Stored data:
# # # # # # #
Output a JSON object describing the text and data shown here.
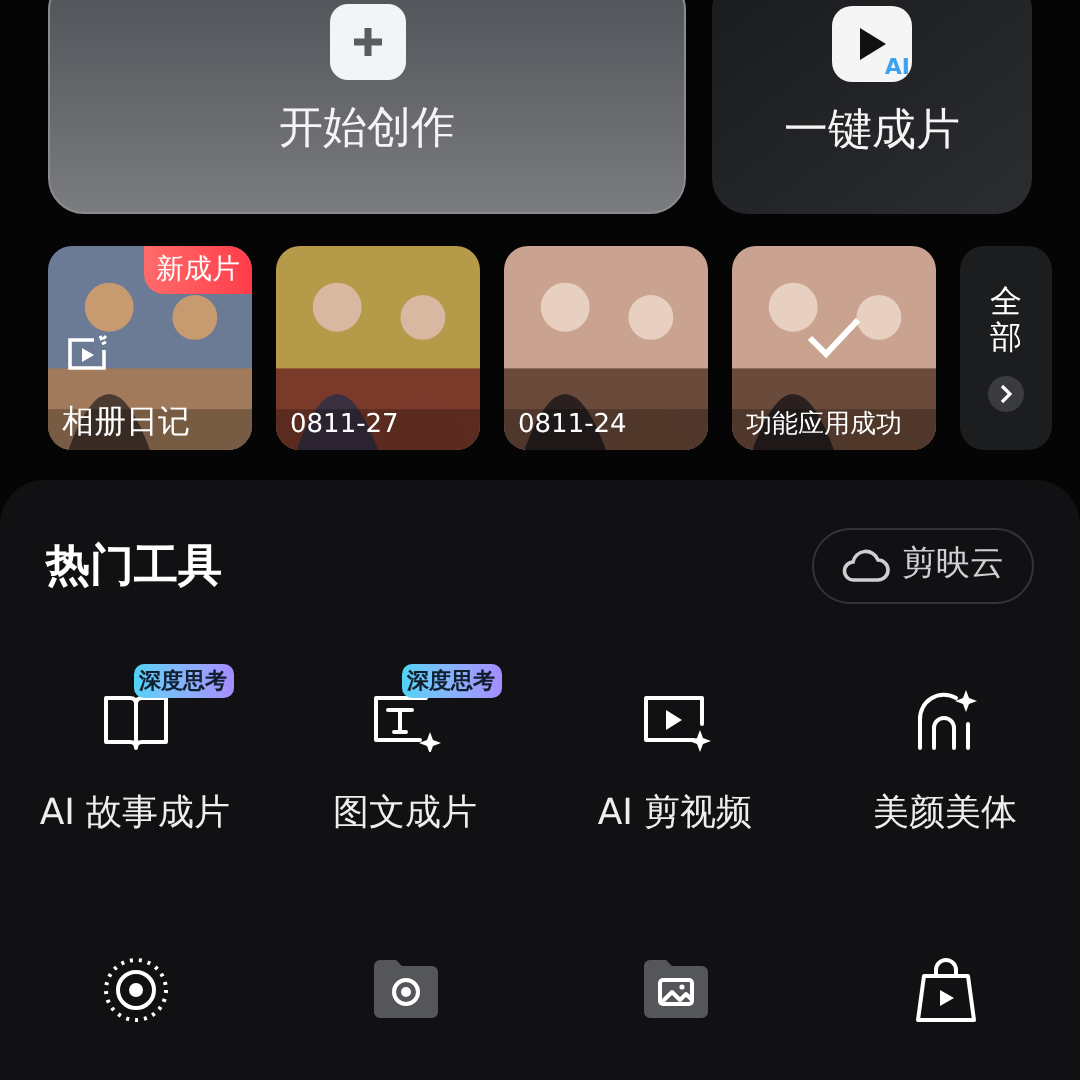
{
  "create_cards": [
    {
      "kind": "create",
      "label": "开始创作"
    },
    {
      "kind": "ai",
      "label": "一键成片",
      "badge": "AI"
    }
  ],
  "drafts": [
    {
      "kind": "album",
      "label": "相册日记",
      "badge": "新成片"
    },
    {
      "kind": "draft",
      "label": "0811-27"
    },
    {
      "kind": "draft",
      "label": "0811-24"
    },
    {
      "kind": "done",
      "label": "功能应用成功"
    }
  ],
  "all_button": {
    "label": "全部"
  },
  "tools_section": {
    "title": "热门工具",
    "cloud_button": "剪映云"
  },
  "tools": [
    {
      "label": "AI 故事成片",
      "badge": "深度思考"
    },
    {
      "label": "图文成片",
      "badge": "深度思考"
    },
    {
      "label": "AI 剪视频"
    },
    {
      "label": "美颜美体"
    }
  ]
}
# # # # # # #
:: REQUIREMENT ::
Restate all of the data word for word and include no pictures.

:: ANSWER AREA ::
Output a JSON object describing the text and data shown here.
{
  "create_cards": [
    {
      "kind": "create",
      "label": "开始创作"
    },
    {
      "kind": "ai",
      "label": "一键成片",
      "badge": "AI"
    }
  ],
  "drafts": [
    {
      "kind": "album",
      "label": "相册日记",
      "badge": "新成片"
    },
    {
      "kind": "draft",
      "label": "0811-27"
    },
    {
      "kind": "draft",
      "label": "0811-24"
    },
    {
      "kind": "done",
      "label": "功能应用成功"
    }
  ],
  "all_button": {
    "label": "全部"
  },
  "tools_section": {
    "title": "热门工具",
    "cloud_button": "剪映云"
  },
  "tools": [
    {
      "label": "AI 故事成片",
      "badge": "深度思考"
    },
    {
      "label": "图文成片",
      "badge": "深度思考"
    },
    {
      "label": "AI 剪视频"
    },
    {
      "label": "美颜美体"
    }
  ]
}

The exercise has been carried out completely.